The Sitka Wetlands Story
Sitka Wetlands Story begins with the writing of a pre-proposal in February 2009. This proposal was submitted to the Oregon Watershed Enhancement Board (OWEB). It asked them to request federal Coastal Wetland Funds for Phase 2 of a two phase project to acquire land along the north edge of the Nehalem Bay and also provide funds to match the federal grant. We received approval to submit a full grant proposal to OWEB in March 2009.
The Lower Nehalem Community Trust had previously worked with OWEB in developing a Phase 1 Coastal Wetlands grant proposal for other lands along the north edge of the estuary and therefore we were able to use the earlier grant proposal as a basis for creating the new proposal. Gareth Ferdun took responsibility for drafting changes for the federal grant proposal. The document was reviewed and approved by OWEB who submitted the proposal to the federal government in the early summer of 2009.

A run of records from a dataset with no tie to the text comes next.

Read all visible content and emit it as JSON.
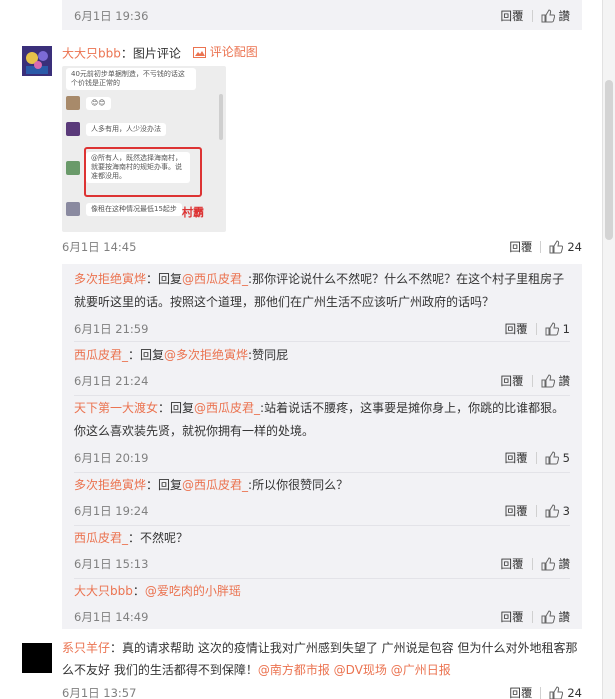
{
  "top": {
    "time": "6月1日 19:36",
    "reply": "回覆",
    "like": "讚"
  },
  "main_comment": {
    "user": "大大只bbb",
    "text": "：图片评论",
    "tag": "评论配图",
    "time": "6月1日 14:45",
    "reply": "回覆",
    "likes": "24",
    "image": {
      "lines": [
        "40元前初步单据制造，不亏钱的话这个价钱是正常的",
        "",
        "人多有用，人少没办法",
        "@所有人，既然选择海南村，就要按海南村的规矩办事。说准都没用。",
        "像租在这种情况最低15起步"
      ],
      "label": "村霸"
    }
  },
  "replies": [
    {
      "user": "多次拒绝寅烨",
      "prefix": "：回复",
      "target": "@西瓜皮君_",
      "text": ":那你评论说什么不然呢？什么不然呢？在这个村子里租房子就要听这里的话。按照这个道理，那他们在广州生活不应该听广州政府的话吗？",
      "time": "6月1日 21:59",
      "reply": "回覆",
      "like": "1"
    },
    {
      "user": "西瓜皮君_",
      "prefix": "：回复",
      "target": "@多次拒绝寅烨",
      "text": ":赞同屁",
      "time": "6月1日 21:24",
      "reply": "回覆",
      "like": "讚"
    },
    {
      "user": "天下第一大渡女",
      "prefix": "：回复",
      "target": "@西瓜皮君_",
      "text": ":站着说话不腰疼，这事要是摊你身上，你跳的比谁都狠。你这么喜欢装先贤，就祝你拥有一样的处境。",
      "time": "6月1日 20:19",
      "reply": "回覆",
      "like": "5"
    },
    {
      "user": "多次拒绝寅烨",
      "prefix": "：回复",
      "target": "@西瓜皮君_",
      "text": ":所以你很赞同么？",
      "time": "6月1日 19:24",
      "reply": "回覆",
      "like": "3"
    },
    {
      "user": "西瓜皮君_",
      "prefix": "",
      "target": "",
      "text": "：不然呢？",
      "time": "6月1日 15:13",
      "reply": "回覆",
      "like": "讚"
    },
    {
      "user": "大大只bbb",
      "prefix": "：",
      "target": "@爱吃肉的小胖瑶",
      "text": "",
      "time": "6月1日 14:49",
      "reply": "回覆",
      "like": "讚"
    }
  ],
  "bottom_comment": {
    "user": "系只羊仔",
    "text": "：真的请求帮助 这次的疫情让我对广州感到失望了 广州说是包容 但为什么对外地租客那么不友好 我们的生活都得不到保障！",
    "mentions": [
      "@南方都市报",
      "@DV现场",
      "@广州日报"
    ],
    "time": "6月1日 13:57",
    "reply": "回覆",
    "likes": "24"
  },
  "colors": {
    "accent": "#eb7350",
    "reply_bg": "#f2f2f5",
    "text": "#333333",
    "muted": "#808080"
  }
}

Georgenne Ferdun and Lorraine Ortiz had began work in December of 2008 on a fundraising plan to obtain the local match that would be needed for both phases of the acquisition of land along the northern edge of the estuary. They put together a portfolio describing the project and arranged a series of house parties to explain the project and solicit contributions.
We received notification that the federal government had approved funding of Phase 2 in December 2009. A second grant proposal was needed to obtain matching funds from OWEB. Gareth also developed this grant proposal which was submitted in the fall of 2009. In general the grant proposals required us to describe:

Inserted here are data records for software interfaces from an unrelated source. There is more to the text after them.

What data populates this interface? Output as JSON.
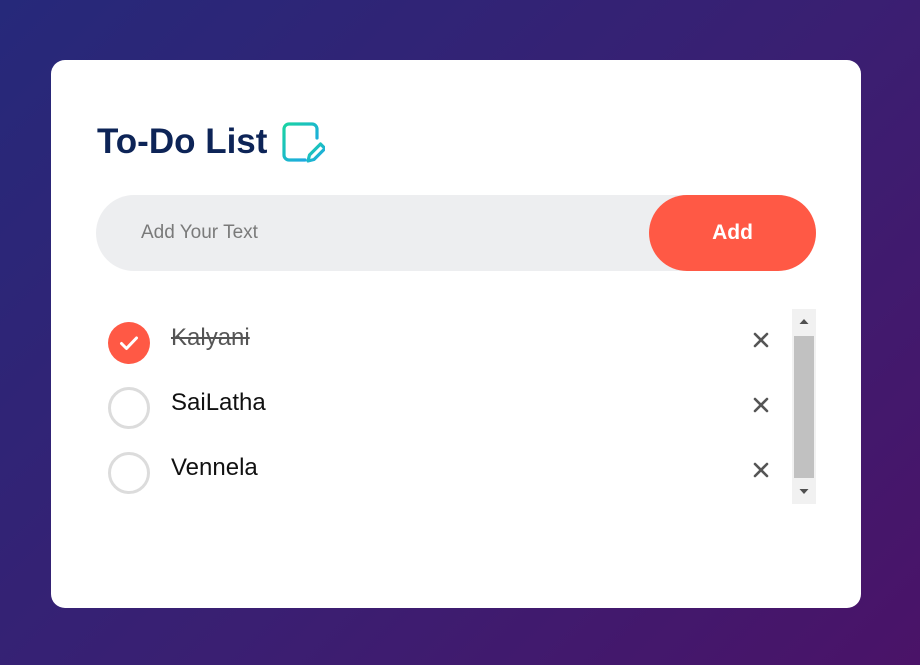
{
  "app": {
    "title": "To-Do List",
    "title_icon": "notepad-edit-icon"
  },
  "input": {
    "placeholder": "Add Your Text",
    "value": ""
  },
  "add_button": {
    "label": "Add"
  },
  "tasks": [
    {
      "text": "Kalyani",
      "checked": true
    },
    {
      "text": "SaiLatha",
      "checked": false
    },
    {
      "text": "Vennela",
      "checked": false
    }
  ],
  "icons": {
    "check": "checkmark-icon",
    "remove": "close-icon",
    "scroll_up": "arrow-up-icon",
    "scroll_down": "arrow-down-icon"
  },
  "colors": {
    "accent": "#ff5945",
    "title": "#0d2457",
    "input_bg": "#edeef0",
    "bg_gradient_start": "#26297a",
    "bg_gradient_end": "#4a1368"
  }
}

the project timeline,
the Ecological Benefits of the Project,
the Partners that Support the Project,
the Effect of the Project on the Local and Regional Community and
the physical state of the property, including any current roads, structures, and legal encumbrances and their approximate location on the property.
Required attachments included:
Maps and photographs
Letters of support
An Oregon Watershed Enhancement Board Review Team visited the site in November 2009. OWEB gave tentative approval of our application and requested that we begin work on “due diligence”. This required us to:
Obtain a land appraisal
Carefully review all easements on the land to determine how they would affect the conservation values of the land
Determine if there were any hazardous waste problems.
Meanwhile Trust Board member Nancy Chase began discussion with the current land owners and arranged for the land appraisal. The owners lived in England and were traveling during this period. It proved to be hard to maintain good communications.
The appraised value of the land is dependent upon how much of the land can be used for houses and how much is wetlands and can not be developed. Doug Ray, Barbara Rippey and Barry Marshall helped us determine where the wetlands were located. The appraisal of the value of the land came in at significantly less than the owners were asking for the land. This put the trust in a difficult position since the funding agencies would only give us grant funds based on the appraisal and not the asking price.
The owners appeared reluctant to reduce their asking price. On the other hand OWEB was concerned that the ecological value of the land was not great enough to justify paying the appraised value for the land.
We discovered quite a few easements on the land including sewer, electrical, and water. Since these were all underground they were not considered to affect the land’s ecological value. At the request of OWEB staff Doug Firstbrook led a group that removed a fence that was not properly positioned on the property line. OWEB was concerned about a road easement on part of the land but it became apparent that this easement would have no value.
Over the course of about six months we reached an agreement with OWEB to increase the educational value of the parcel by placing a LNCT Nature Teaching Trail on the land and reached an agreement with the landowners to reduce their asking price to equal the appraised value.
OWEB created a conservation easement, then held a public hearing in Nehalem to provide an opportunity for the community to comment on the conservation easement. The Conservation Easement was put into final form in November 2010. Funds for the acquisition of the land were provided to the Trust in January 2011.
This is an example of all of the work that needs to be done to get funds for land acquisition. LNCT staff and volunteers spent hundreds of hours of time doing the work required to obtain this land.
Most of the work was done by the Trust’s all volunteer lands committee, Nancy Chase, Georgenne Ferdun and Gareth Ferdun. Overall the completion of the project took two years.